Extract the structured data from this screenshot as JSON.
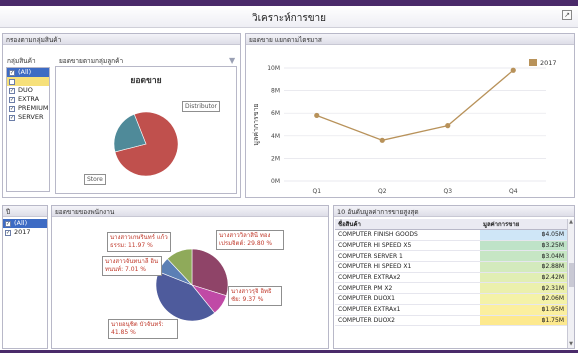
{
  "window": {
    "title": "วิเคราะห์การขาย"
  },
  "group_filter_panel": {
    "header": "กรองตามกลุ่มสินค้า",
    "list_label": "กลุ่มสินค้า",
    "items": [
      {
        "label": "(All)",
        "checked": true,
        "selected": true
      },
      {
        "label": "",
        "checked": false,
        "blank": true
      },
      {
        "label": "DUO",
        "checked": true
      },
      {
        "label": "EXTRA",
        "checked": true
      },
      {
        "label": "PREMIUM",
        "checked": true
      },
      {
        "label": "SERVER",
        "checked": true
      }
    ],
    "pie_section_label": "ยอดขายตามกลุ่มลูกค้า",
    "pie_title": "ยอดขาย",
    "pie_labels": {
      "distributor": "Distributor",
      "store": "Store"
    },
    "pie_slices": [
      {
        "name": "Store",
        "value": 0.77,
        "color": "#c0504d"
      },
      {
        "name": "Distributor",
        "value": 0.23,
        "color": "#4f8a99"
      }
    ]
  },
  "line_panel": {
    "header": "ยอดขาย แยกตามไตรมาส",
    "legend": "2017",
    "ylabel": "มูลค่าการขาย"
  },
  "chart_data": {
    "type": "line",
    "categories": [
      "Q1",
      "Q2",
      "Q3",
      "Q4"
    ],
    "series": [
      {
        "name": "2017",
        "values": [
          5.8,
          3.6,
          4.9,
          9.8
        ],
        "color": "#b8925a"
      }
    ],
    "yticks": [
      "0M",
      "2M",
      "4M",
      "6M",
      "8M",
      "10M"
    ],
    "ylim": [
      0,
      10
    ],
    "ylabel": "มูลค่าการขาย",
    "legend_position": "top-right"
  },
  "year_filter": {
    "header": "ปี",
    "items": [
      {
        "label": "(All)",
        "checked": true,
        "selected": true
      },
      {
        "label": "2017",
        "checked": true
      }
    ]
  },
  "salesperson_panel": {
    "header": "ยอดขายของพนักงาน",
    "labels": [
      "นางสาวเกษรินทร์ แก้วธรรม: 11.97 %",
      "นางสาวจันทนาลี อินทนนท์: 7.01 %",
      "นายอนุชิต บัวจันทร์: 41.85 %",
      "นางสาวรุจิ อิทธิชัย: 9.37 %",
      "นางสาววิลาสินี ทองเปรมจิตต์: 29.80 %"
    ],
    "slices": [
      {
        "value": 29.8,
        "color": "#8f4468"
      },
      {
        "value": 9.37,
        "color": "#c04aa6"
      },
      {
        "value": 41.85,
        "color": "#4e5b9c"
      },
      {
        "value": 7.01,
        "color": "#5b7fb5"
      },
      {
        "value": 11.97,
        "color": "#8faa5a"
      }
    ]
  },
  "top10_panel": {
    "header": "10 อันดับมูลค่าการขายสูงสุด",
    "columns": [
      "ชื่อสินค้า",
      "มูลค่าการขาย"
    ],
    "rows": [
      {
        "name": "COMPUTER FINISH GOODS",
        "value": "฿4.05M",
        "color": "#cfe6f7"
      },
      {
        "name": "COMPUTER HI SPEED X5",
        "value": "฿3.25M",
        "color": "#bfe3c8"
      },
      {
        "name": "COMPUTER SERVER 1",
        "value": "฿3.04M",
        "color": "#c6e6c4"
      },
      {
        "name": "COMPUTER HI SPEED X1",
        "value": "฿2.88M",
        "color": "#d3eabd"
      },
      {
        "name": "COMPUTER EXTRAx2",
        "value": "฿2.42M",
        "color": "#e1eeb4"
      },
      {
        "name": "COMPUTER PM X2",
        "value": "฿2.31M",
        "color": "#ebf0ad"
      },
      {
        "name": "COMPUTER DUOX1",
        "value": "฿2.06M",
        "color": "#f4f2a8"
      },
      {
        "name": "COMPUTER EXTRAx1",
        "value": "฿1.95M",
        "color": "#fbef9f"
      },
      {
        "name": "COMPUTER DUOX2",
        "value": "฿1.75M",
        "color": "#fde98e"
      }
    ]
  }
}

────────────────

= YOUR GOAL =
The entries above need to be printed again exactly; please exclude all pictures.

= ANSWER TO THIS PROBLEM =
Extract the structured data from this screenshot as JSON.
{
  "window": {
    "title": "วิเคราะห์การขาย"
  },
  "group_filter_panel": {
    "header": "กรองตามกลุ่มสินค้า",
    "list_label": "กลุ่มสินค้า",
    "items": [
      {
        "label": "(All)",
        "checked": true,
        "selected": true
      },
      {
        "label": "",
        "checked": false,
        "blank": true
      },
      {
        "label": "DUO",
        "checked": true
      },
      {
        "label": "EXTRA",
        "checked": true
      },
      {
        "label": "PREMIUM",
        "checked": true
      },
      {
        "label": "SERVER",
        "checked": true
      }
    ],
    "pie_section_label": "ยอดขายตามกลุ่มลูกค้า",
    "pie_title": "ยอดขาย",
    "pie_labels": {
      "distributor": "Distributor",
      "store": "Store"
    },
    "pie_slices": [
      {
        "name": "Store",
        "value": 0.77,
        "color": "#c0504d"
      },
      {
        "name": "Distributor",
        "value": 0.23,
        "color": "#4f8a99"
      }
    ]
  },
  "line_panel": {
    "header": "ยอดขาย แยกตามไตรมาส",
    "legend": "2017",
    "ylabel": "มูลค่าการขาย"
  },
  "chart_data": {
    "type": "line",
    "categories": [
      "Q1",
      "Q2",
      "Q3",
      "Q4"
    ],
    "series": [
      {
        "name": "2017",
        "values": [
          5.8,
          3.6,
          4.9,
          9.8
        ],
        "color": "#b8925a"
      }
    ],
    "yticks": [
      "0M",
      "2M",
      "4M",
      "6M",
      "8M",
      "10M"
    ],
    "ylim": [
      0,
      10
    ],
    "ylabel": "มูลค่าการขาย",
    "legend_position": "top-right"
  },
  "year_filter": {
    "header": "ปี",
    "items": [
      {
        "label": "(All)",
        "checked": true,
        "selected": true
      },
      {
        "label": "2017",
        "checked": true
      }
    ]
  },
  "salesperson_panel": {
    "header": "ยอดขายของพนักงาน",
    "labels": [
      "นางสาวเกษรินทร์ แก้วธรรม: 11.97 %",
      "นางสาวจันทนาลี อินทนนท์: 7.01 %",
      "นายอนุชิต บัวจันทร์: 41.85 %",
      "นางสาวรุจิ อิทธิชัย: 9.37 %",
      "นางสาววิลาสินี ทองเปรมจิตต์: 29.80 %"
    ],
    "slices": [
      {
        "value": 29.8,
        "color": "#8f4468"
      },
      {
        "value": 9.37,
        "color": "#c04aa6"
      },
      {
        "value": 41.85,
        "color": "#4e5b9c"
      },
      {
        "value": 7.01,
        "color": "#5b7fb5"
      },
      {
        "value": 11.97,
        "color": "#8faa5a"
      }
    ]
  },
  "top10_panel": {
    "header": "10 อันดับมูลค่าการขายสูงสุด",
    "columns": [
      "ชื่อสินค้า",
      "มูลค่าการขาย"
    ],
    "rows": [
      {
        "name": "COMPUTER FINISH GOODS",
        "value": "฿4.05M",
        "color": "#cfe6f7"
      },
      {
        "name": "COMPUTER HI SPEED X5",
        "value": "฿3.25M",
        "color": "#bfe3c8"
      },
      {
        "name": "COMPUTER SERVER 1",
        "value": "฿3.04M",
        "color": "#c6e6c4"
      },
      {
        "name": "COMPUTER HI SPEED X1",
        "value": "฿2.88M",
        "color": "#d3eabd"
      },
      {
        "name": "COMPUTER EXTRAx2",
        "value": "฿2.42M",
        "color": "#e1eeb4"
      },
      {
        "name": "COMPUTER PM X2",
        "value": "฿2.31M",
        "color": "#ebf0ad"
      },
      {
        "name": "COMPUTER DUOX1",
        "value": "฿2.06M",
        "color": "#f4f2a8"
      },
      {
        "name": "COMPUTER EXTRAx1",
        "value": "฿1.95M",
        "color": "#fbef9f"
      },
      {
        "name": "COMPUTER DUOX2",
        "value": "฿1.75M",
        "color": "#fde98e"
      }
    ]
  }
}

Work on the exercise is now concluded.